Alright, I think we have an answer! The conjecture is false.
Counterexample: suppose I have a very-high-capacity information channel (N bit capacity), but it's guarded by a uniform random n-bit password. O is the password, A is an N-bit message and a guess at the n-bit password. Y is the N-bit message part of A if the password guess matches O; otherwise, Y is 0.
Let's say the password is 50 bits and the message is 1M bits. If A is independent of the password, then there's a chance of guessing the password, so the bitrate will be about * 1M , or about one-billionth of a bit in expectation.
If A "knows" the password, then the capacity is about 1M bits.
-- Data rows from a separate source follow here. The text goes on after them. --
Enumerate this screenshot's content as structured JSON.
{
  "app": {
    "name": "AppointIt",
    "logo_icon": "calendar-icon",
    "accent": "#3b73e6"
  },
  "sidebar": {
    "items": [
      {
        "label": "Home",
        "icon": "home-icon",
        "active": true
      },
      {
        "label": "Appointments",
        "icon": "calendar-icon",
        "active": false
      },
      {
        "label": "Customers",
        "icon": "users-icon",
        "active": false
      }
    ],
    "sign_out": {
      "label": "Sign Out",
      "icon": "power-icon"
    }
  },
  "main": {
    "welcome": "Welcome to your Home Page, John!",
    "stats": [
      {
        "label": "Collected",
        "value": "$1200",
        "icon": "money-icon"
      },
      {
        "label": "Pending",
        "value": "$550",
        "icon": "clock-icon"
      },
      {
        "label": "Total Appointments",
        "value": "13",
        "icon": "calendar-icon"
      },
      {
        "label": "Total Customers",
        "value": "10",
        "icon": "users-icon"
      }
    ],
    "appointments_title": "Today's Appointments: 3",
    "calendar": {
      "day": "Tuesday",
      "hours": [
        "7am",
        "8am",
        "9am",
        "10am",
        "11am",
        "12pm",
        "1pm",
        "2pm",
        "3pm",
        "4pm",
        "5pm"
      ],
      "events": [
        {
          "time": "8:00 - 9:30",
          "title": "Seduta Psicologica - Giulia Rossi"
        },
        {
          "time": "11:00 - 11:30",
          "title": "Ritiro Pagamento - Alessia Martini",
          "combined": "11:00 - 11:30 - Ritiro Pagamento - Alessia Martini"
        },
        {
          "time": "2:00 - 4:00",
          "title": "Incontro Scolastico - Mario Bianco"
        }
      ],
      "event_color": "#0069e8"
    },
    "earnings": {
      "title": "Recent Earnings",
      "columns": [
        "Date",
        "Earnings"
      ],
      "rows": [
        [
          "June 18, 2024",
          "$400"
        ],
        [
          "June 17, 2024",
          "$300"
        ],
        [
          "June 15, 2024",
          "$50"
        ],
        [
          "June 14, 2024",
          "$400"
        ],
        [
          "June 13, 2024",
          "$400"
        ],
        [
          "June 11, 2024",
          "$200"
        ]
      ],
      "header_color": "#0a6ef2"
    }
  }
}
So, the delta from knowing the password is a lot more than 50 bits. It's a a multiplier of , rather than an addition of 50 bits.
This is really cool! It means that bits of observation can give a really ridiculously large boost to a system's optimization power. Making actions depend on observations is a potentially-very-big game, even with just a few bits of observation.
Credit to Yair Halberstadt in the comments for the attempted-counterexamples which provided stepping stones to this one.
The standard definition of channel capacity makes no explicit reference to the original message ; it can be eliminated from the problem. We can do the same thing here, but it’s trickier. First, let’s walk through it for the standard channel capacity setup.
In the standard setup, cannot depend on , so our graph looks like
… and we can further remove entirely by absorbing it into the stochasticity of .
Now, there are two key steps. First step: if is not a deterministic function of , then we can make a deterministic function of without reducing . Anywhere is stochastic, we just read the random bits from some independent part of instead; will have the same joint distribution with any parts of which was reading before, but will also potentially get some information about the newly-read bits of as well.
Second step: note from the graphical structure that mediates between and . Since is a deterministic function of and mediates between and , we have .
Furthermore, we can achieve any distribution (to arbitrary precision) by choosing a suitable function .
So, for the standard channel capacity problem, we have , and we can simplify the optimization problem:
Note that this all applies directly to our conjecture, for the part where actions do not depend on observations.
That’s how we get the standard expression for channel capacity. It would be potentially helpful to do something similar in our problem, allowing for observation of .
The step about determinism of carries over easily: if is not a deterministic function of and , then we can change to read random bits from an independent part of . That will make a deterministic function of and without reducing .
The second step fails: does not mediate between and .
However, we can define a “Policy” variable
is also a deterministic function of , and does mediate between G and Y. And we can achieve any distribution over policies (to arbitrary precision) by choosing a suitable function .
So, we can rewrite our problem as
In the context of our toy example: has two possible values, and . If takes the first value, then is deterministically 0; if takes the second value, then is deterministically 1. So, taking the distribution to be 50/50 over those two values, our generalized “channel capacity” is at least 1 bit. (Note that we haven’t shown that no achieves higher value in the maximization problem, which is why I say “at least”.)
Back to the general case: our conjecture can be expressed as
where the first optimization problem uses the factorization
and the second optimization problem uses the factorization